SUPPLIED RECORDS: Begin
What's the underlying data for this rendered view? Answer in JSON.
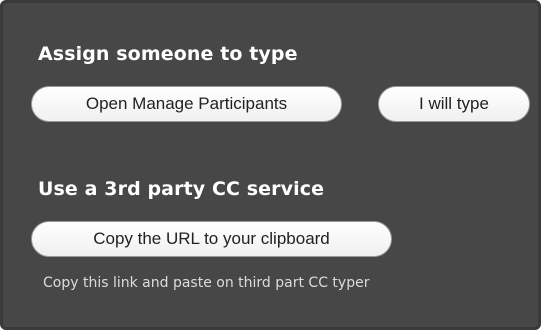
{
  "assign_section": {
    "heading": "Assign someone to type",
    "open_manage_participants_label": "Open Manage Participants",
    "i_will_type_label": "I will type"
  },
  "third_party_section": {
    "heading": "Use a 3rd party CC service",
    "copy_url_label": "Copy the URL to your clipboard",
    "hint": "Copy this link and paste on third part CC typer"
  },
  "colors": {
    "panel_background": "#474747",
    "button_background": "#ffffff",
    "heading_text": "#ffffff"
  }
}
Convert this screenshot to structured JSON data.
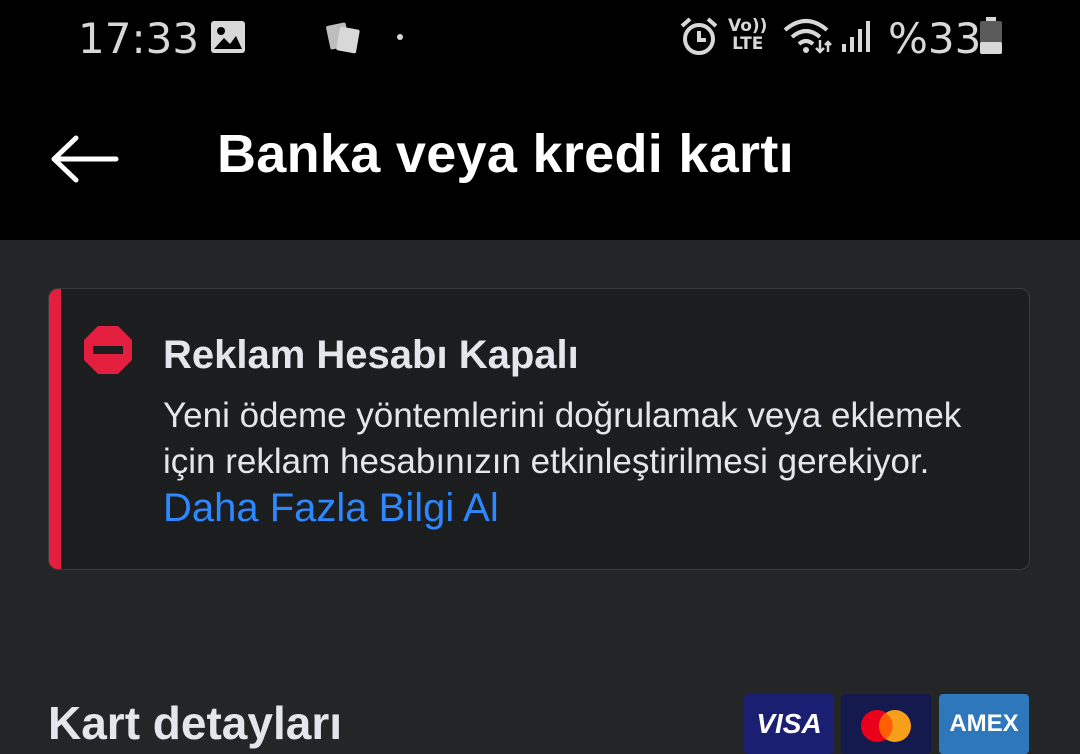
{
  "status_bar": {
    "time": "17:33",
    "network_label_top": "Vo))",
    "network_label_bottom": "LTE",
    "battery_text": "%33",
    "icons": [
      "image-icon",
      "app-notification-icon",
      "dot-icon",
      "alarm-icon",
      "volte-icon",
      "wifi-icon",
      "signal-icon",
      "battery-icon"
    ]
  },
  "header": {
    "title": "Banka veya kredi kartı",
    "back_icon": "back-arrow-icon"
  },
  "alert": {
    "title": "Reklam Hesabı Kapalı",
    "body": "Yeni ödeme yöntemlerini doğrulamak veya eklemek için reklam hesabınızın etkinleştirilmesi gerekiyor. ",
    "link": "Daha Fazla Bilgi Al",
    "icon": "stop-icon",
    "accent_color": "#e41e3f"
  },
  "card_section": {
    "title": "Kart detayları",
    "logos": [
      {
        "name": "visa",
        "label": "VISA"
      },
      {
        "name": "mastercard",
        "label": ""
      },
      {
        "name": "amex",
        "label": "AMEX"
      }
    ]
  },
  "colors": {
    "background": "#242526",
    "header": "#000000",
    "link": "#2d88ff"
  }
}
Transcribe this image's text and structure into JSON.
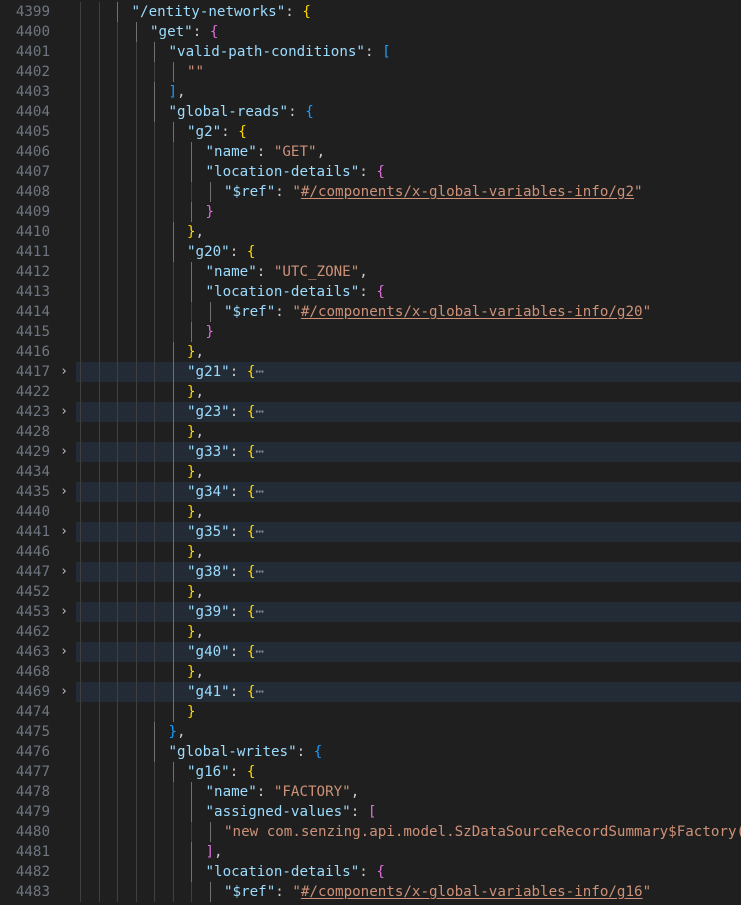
{
  "editor": {
    "fold_glyph": "›",
    "ellipsis": "⋯",
    "lines": [
      {
        "n": "4399",
        "indent": 3,
        "folded": false,
        "tokens": [
          {
            "t": "k",
            "v": "\"/entity-networks\""
          },
          {
            "t": "p",
            "v": ": "
          },
          {
            "t": "b1",
            "v": "{"
          }
        ]
      },
      {
        "n": "4400",
        "indent": 4,
        "folded": false,
        "tokens": [
          {
            "t": "k",
            "v": "\"get\""
          },
          {
            "t": "p",
            "v": ": "
          },
          {
            "t": "b2",
            "v": "{"
          }
        ]
      },
      {
        "n": "4401",
        "indent": 5,
        "folded": false,
        "tokens": [
          {
            "t": "k",
            "v": "\"valid-path-conditions\""
          },
          {
            "t": "p",
            "v": ": "
          },
          {
            "t": "b3",
            "v": "["
          }
        ]
      },
      {
        "n": "4402",
        "indent": 6,
        "folded": false,
        "tokens": [
          {
            "t": "s",
            "v": "\"\""
          }
        ]
      },
      {
        "n": "4403",
        "indent": 5,
        "folded": false,
        "tokens": [
          {
            "t": "b3",
            "v": "]"
          },
          {
            "t": "p",
            "v": ","
          }
        ]
      },
      {
        "n": "4404",
        "indent": 5,
        "folded": false,
        "tokens": [
          {
            "t": "k",
            "v": "\"global-reads\""
          },
          {
            "t": "p",
            "v": ": "
          },
          {
            "t": "b3",
            "v": "{"
          }
        ]
      },
      {
        "n": "4405",
        "indent": 6,
        "folded": false,
        "tokens": [
          {
            "t": "k",
            "v": "\"g2\""
          },
          {
            "t": "p",
            "v": ": "
          },
          {
            "t": "b1",
            "v": "{"
          }
        ]
      },
      {
        "n": "4406",
        "indent": 7,
        "folded": false,
        "tokens": [
          {
            "t": "k",
            "v": "\"name\""
          },
          {
            "t": "p",
            "v": ": "
          },
          {
            "t": "s",
            "v": "\"GET\""
          },
          {
            "t": "p",
            "v": ","
          }
        ]
      },
      {
        "n": "4407",
        "indent": 7,
        "folded": false,
        "tokens": [
          {
            "t": "k",
            "v": "\"location-details\""
          },
          {
            "t": "p",
            "v": ": "
          },
          {
            "t": "b2",
            "v": "{"
          }
        ]
      },
      {
        "n": "4408",
        "indent": 8,
        "folded": false,
        "tokens": [
          {
            "t": "k",
            "v": "\"$ref\""
          },
          {
            "t": "p",
            "v": ": "
          },
          {
            "t": "s",
            "v": "\""
          },
          {
            "t": "u",
            "v": "#/components/x-global-variables-info/g2"
          },
          {
            "t": "s",
            "v": "\""
          }
        ]
      },
      {
        "n": "4409",
        "indent": 7,
        "folded": false,
        "tokens": [
          {
            "t": "b2",
            "v": "}"
          }
        ]
      },
      {
        "n": "4410",
        "indent": 6,
        "folded": false,
        "tokens": [
          {
            "t": "b1",
            "v": "}"
          },
          {
            "t": "p",
            "v": ","
          }
        ]
      },
      {
        "n": "4411",
        "indent": 6,
        "folded": false,
        "tokens": [
          {
            "t": "k",
            "v": "\"g20\""
          },
          {
            "t": "p",
            "v": ": "
          },
          {
            "t": "b1",
            "v": "{"
          }
        ]
      },
      {
        "n": "4412",
        "indent": 7,
        "folded": false,
        "tokens": [
          {
            "t": "k",
            "v": "\"name\""
          },
          {
            "t": "p",
            "v": ": "
          },
          {
            "t": "s",
            "v": "\"UTC_ZONE\""
          },
          {
            "t": "p",
            "v": ","
          }
        ]
      },
      {
        "n": "4413",
        "indent": 7,
        "folded": false,
        "tokens": [
          {
            "t": "k",
            "v": "\"location-details\""
          },
          {
            "t": "p",
            "v": ": "
          },
          {
            "t": "b2",
            "v": "{"
          }
        ]
      },
      {
        "n": "4414",
        "indent": 8,
        "folded": false,
        "tokens": [
          {
            "t": "k",
            "v": "\"$ref\""
          },
          {
            "t": "p",
            "v": ": "
          },
          {
            "t": "s",
            "v": "\""
          },
          {
            "t": "u",
            "v": "#/components/x-global-variables-info/g20"
          },
          {
            "t": "s",
            "v": "\""
          }
        ]
      },
      {
        "n": "4415",
        "indent": 7,
        "folded": false,
        "tokens": [
          {
            "t": "b2",
            "v": "}"
          }
        ]
      },
      {
        "n": "4416",
        "indent": 6,
        "folded": false,
        "tokens": [
          {
            "t": "b1",
            "v": "}"
          },
          {
            "t": "p",
            "v": ","
          }
        ]
      },
      {
        "n": "4417",
        "indent": 6,
        "folded": true,
        "tokens": [
          {
            "t": "k",
            "v": "\"g21\""
          },
          {
            "t": "p",
            "v": ": "
          },
          {
            "t": "b1",
            "v": "{"
          },
          {
            "t": "dots",
            "v": "⋯"
          }
        ]
      },
      {
        "n": "4422",
        "indent": 6,
        "folded": false,
        "tokens": [
          {
            "t": "b1",
            "v": "}"
          },
          {
            "t": "p",
            "v": ","
          }
        ]
      },
      {
        "n": "4423",
        "indent": 6,
        "folded": true,
        "tokens": [
          {
            "t": "k",
            "v": "\"g23\""
          },
          {
            "t": "p",
            "v": ": "
          },
          {
            "t": "b1",
            "v": "{"
          },
          {
            "t": "dots",
            "v": "⋯"
          }
        ]
      },
      {
        "n": "4428",
        "indent": 6,
        "folded": false,
        "tokens": [
          {
            "t": "b1",
            "v": "}"
          },
          {
            "t": "p",
            "v": ","
          }
        ]
      },
      {
        "n": "4429",
        "indent": 6,
        "folded": true,
        "tokens": [
          {
            "t": "k",
            "v": "\"g33\""
          },
          {
            "t": "p",
            "v": ": "
          },
          {
            "t": "b1",
            "v": "{"
          },
          {
            "t": "dots",
            "v": "⋯"
          }
        ]
      },
      {
        "n": "4434",
        "indent": 6,
        "folded": false,
        "tokens": [
          {
            "t": "b1",
            "v": "}"
          },
          {
            "t": "p",
            "v": ","
          }
        ]
      },
      {
        "n": "4435",
        "indent": 6,
        "folded": true,
        "tokens": [
          {
            "t": "k",
            "v": "\"g34\""
          },
          {
            "t": "p",
            "v": ": "
          },
          {
            "t": "b1",
            "v": "{"
          },
          {
            "t": "dots",
            "v": "⋯"
          }
        ]
      },
      {
        "n": "4440",
        "indent": 6,
        "folded": false,
        "tokens": [
          {
            "t": "b1",
            "v": "}"
          },
          {
            "t": "p",
            "v": ","
          }
        ]
      },
      {
        "n": "4441",
        "indent": 6,
        "folded": true,
        "tokens": [
          {
            "t": "k",
            "v": "\"g35\""
          },
          {
            "t": "p",
            "v": ": "
          },
          {
            "t": "b1",
            "v": "{"
          },
          {
            "t": "dots",
            "v": "⋯"
          }
        ]
      },
      {
        "n": "4446",
        "indent": 6,
        "folded": false,
        "tokens": [
          {
            "t": "b1",
            "v": "}"
          },
          {
            "t": "p",
            "v": ","
          }
        ]
      },
      {
        "n": "4447",
        "indent": 6,
        "folded": true,
        "tokens": [
          {
            "t": "k",
            "v": "\"g38\""
          },
          {
            "t": "p",
            "v": ": "
          },
          {
            "t": "b1",
            "v": "{"
          },
          {
            "t": "dots",
            "v": "⋯"
          }
        ]
      },
      {
        "n": "4452",
        "indent": 6,
        "folded": false,
        "tokens": [
          {
            "t": "b1",
            "v": "}"
          },
          {
            "t": "p",
            "v": ","
          }
        ]
      },
      {
        "n": "4453",
        "indent": 6,
        "folded": true,
        "tokens": [
          {
            "t": "k",
            "v": "\"g39\""
          },
          {
            "t": "p",
            "v": ": "
          },
          {
            "t": "b1",
            "v": "{"
          },
          {
            "t": "dots",
            "v": "⋯"
          }
        ]
      },
      {
        "n": "4462",
        "indent": 6,
        "folded": false,
        "tokens": [
          {
            "t": "b1",
            "v": "}"
          },
          {
            "t": "p",
            "v": ","
          }
        ]
      },
      {
        "n": "4463",
        "indent": 6,
        "folded": true,
        "tokens": [
          {
            "t": "k",
            "v": "\"g40\""
          },
          {
            "t": "p",
            "v": ": "
          },
          {
            "t": "b1",
            "v": "{"
          },
          {
            "t": "dots",
            "v": "⋯"
          }
        ]
      },
      {
        "n": "4468",
        "indent": 6,
        "folded": false,
        "tokens": [
          {
            "t": "b1",
            "v": "}"
          },
          {
            "t": "p",
            "v": ","
          }
        ]
      },
      {
        "n": "4469",
        "indent": 6,
        "folded": true,
        "tokens": [
          {
            "t": "k",
            "v": "\"g41\""
          },
          {
            "t": "p",
            "v": ": "
          },
          {
            "t": "b1",
            "v": "{"
          },
          {
            "t": "dots",
            "v": "⋯"
          }
        ]
      },
      {
        "n": "4474",
        "indent": 6,
        "folded": false,
        "tokens": [
          {
            "t": "b1",
            "v": "}"
          }
        ]
      },
      {
        "n": "4475",
        "indent": 5,
        "folded": false,
        "tokens": [
          {
            "t": "b3",
            "v": "}"
          },
          {
            "t": "p",
            "v": ","
          }
        ]
      },
      {
        "n": "4476",
        "indent": 5,
        "folded": false,
        "tokens": [
          {
            "t": "k",
            "v": "\"global-writes\""
          },
          {
            "t": "p",
            "v": ": "
          },
          {
            "t": "b3",
            "v": "{"
          }
        ]
      },
      {
        "n": "4477",
        "indent": 6,
        "folded": false,
        "tokens": [
          {
            "t": "k",
            "v": "\"g16\""
          },
          {
            "t": "p",
            "v": ": "
          },
          {
            "t": "b1",
            "v": "{"
          }
        ]
      },
      {
        "n": "4478",
        "indent": 7,
        "folded": false,
        "tokens": [
          {
            "t": "k",
            "v": "\"name\""
          },
          {
            "t": "p",
            "v": ": "
          },
          {
            "t": "s",
            "v": "\"FACTORY\""
          },
          {
            "t": "p",
            "v": ","
          }
        ]
      },
      {
        "n": "4479",
        "indent": 7,
        "folded": false,
        "tokens": [
          {
            "t": "k",
            "v": "\"assigned-values\""
          },
          {
            "t": "p",
            "v": ": "
          },
          {
            "t": "b2",
            "v": "["
          }
        ]
      },
      {
        "n": "4480",
        "indent": 8,
        "folded": false,
        "tokens": [
          {
            "t": "s",
            "v": "\"new com.senzing.api.model.SzDataSourceRecordSummary$Factory()\""
          }
        ]
      },
      {
        "n": "4481",
        "indent": 7,
        "folded": false,
        "tokens": [
          {
            "t": "b2",
            "v": "]"
          },
          {
            "t": "p",
            "v": ","
          }
        ]
      },
      {
        "n": "4482",
        "indent": 7,
        "folded": false,
        "tokens": [
          {
            "t": "k",
            "v": "\"location-details\""
          },
          {
            "t": "p",
            "v": ": "
          },
          {
            "t": "b2",
            "v": "{"
          }
        ]
      },
      {
        "n": "4483",
        "indent": 8,
        "folded": false,
        "tokens": [
          {
            "t": "k",
            "v": "\"$ref\""
          },
          {
            "t": "p",
            "v": ": "
          },
          {
            "t": "s",
            "v": "\""
          },
          {
            "t": "u",
            "v": "#/components/x-global-variables-info/g16"
          },
          {
            "t": "s",
            "v": "\""
          }
        ]
      }
    ]
  }
}
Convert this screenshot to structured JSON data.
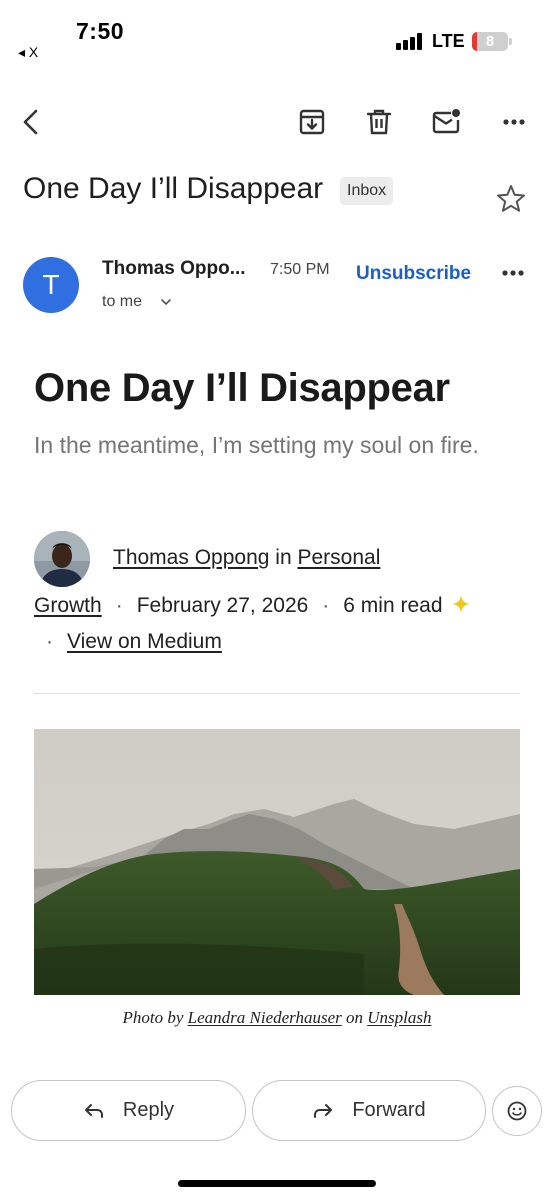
{
  "status_bar": {
    "time": "7:50",
    "back_app": "◂ X",
    "network": "LTE",
    "battery": "8"
  },
  "toolbar": {
    "icons": [
      "back-arrow-icon",
      "archive-icon",
      "trash-icon",
      "mark-unread-icon",
      "more-icon"
    ]
  },
  "email": {
    "subject": "One Day I’ll Disappear",
    "label": "Inbox",
    "sender_name": "Thomas Oppo...",
    "sender_initial": "T",
    "time": "7:50 PM",
    "unsubscribe": "Unsubscribe",
    "recipient": "to me"
  },
  "article": {
    "title": "One Day I’ll Disappear",
    "subtitle": "In the meantime, I’m setting my soul on fire.",
    "author": "Thomas Oppong",
    "in_word": "in",
    "publication_part1": "Personal",
    "publication_part2": "Growth",
    "date": "February 27, 2026",
    "read_time": "6 min read",
    "view_link": "View on Medium",
    "separator": "·",
    "caption_prefix": "Photo by",
    "photographer": "Leandra Niederhauser",
    "caption_on": "on",
    "photo_source": "Unsplash"
  },
  "actions": {
    "reply": "Reply",
    "forward": "Forward"
  },
  "colors": {
    "accent_blue": "#1a5fc9",
    "avatar_blue": "#2f6fe0",
    "sparkle_yellow": "#f5c518"
  }
}
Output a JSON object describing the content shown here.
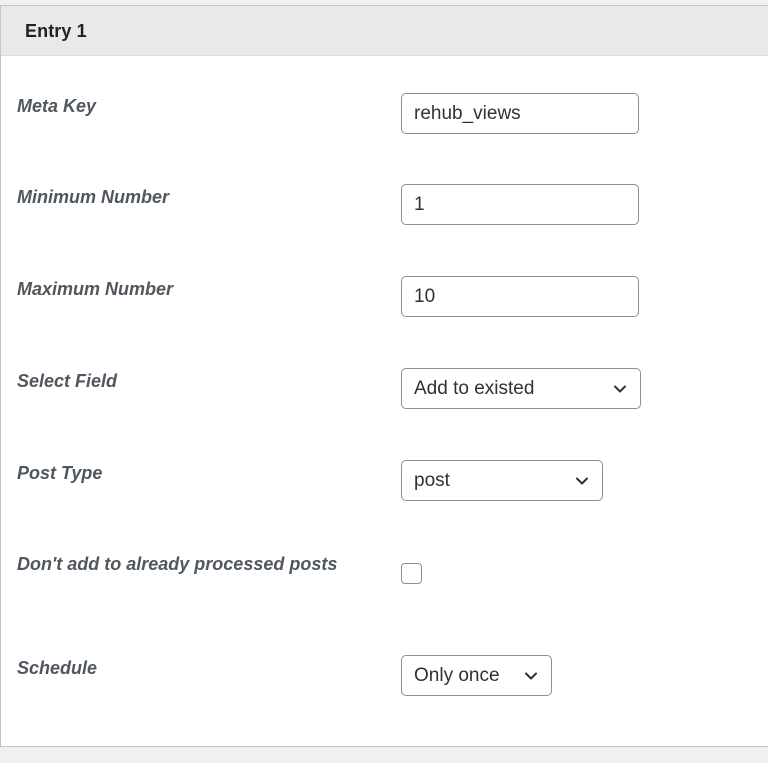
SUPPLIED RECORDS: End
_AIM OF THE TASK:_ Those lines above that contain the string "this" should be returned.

_OUTPUT:_
What's the underlying data for this rendered view? Answer in JSON.
    "hint": "Copy this link and paste on third part CC typer"
Convert this screenshot to structured JSON data.
Transcribe this image's text and structure into JSON.
Convert this screenshot to structured JSON data.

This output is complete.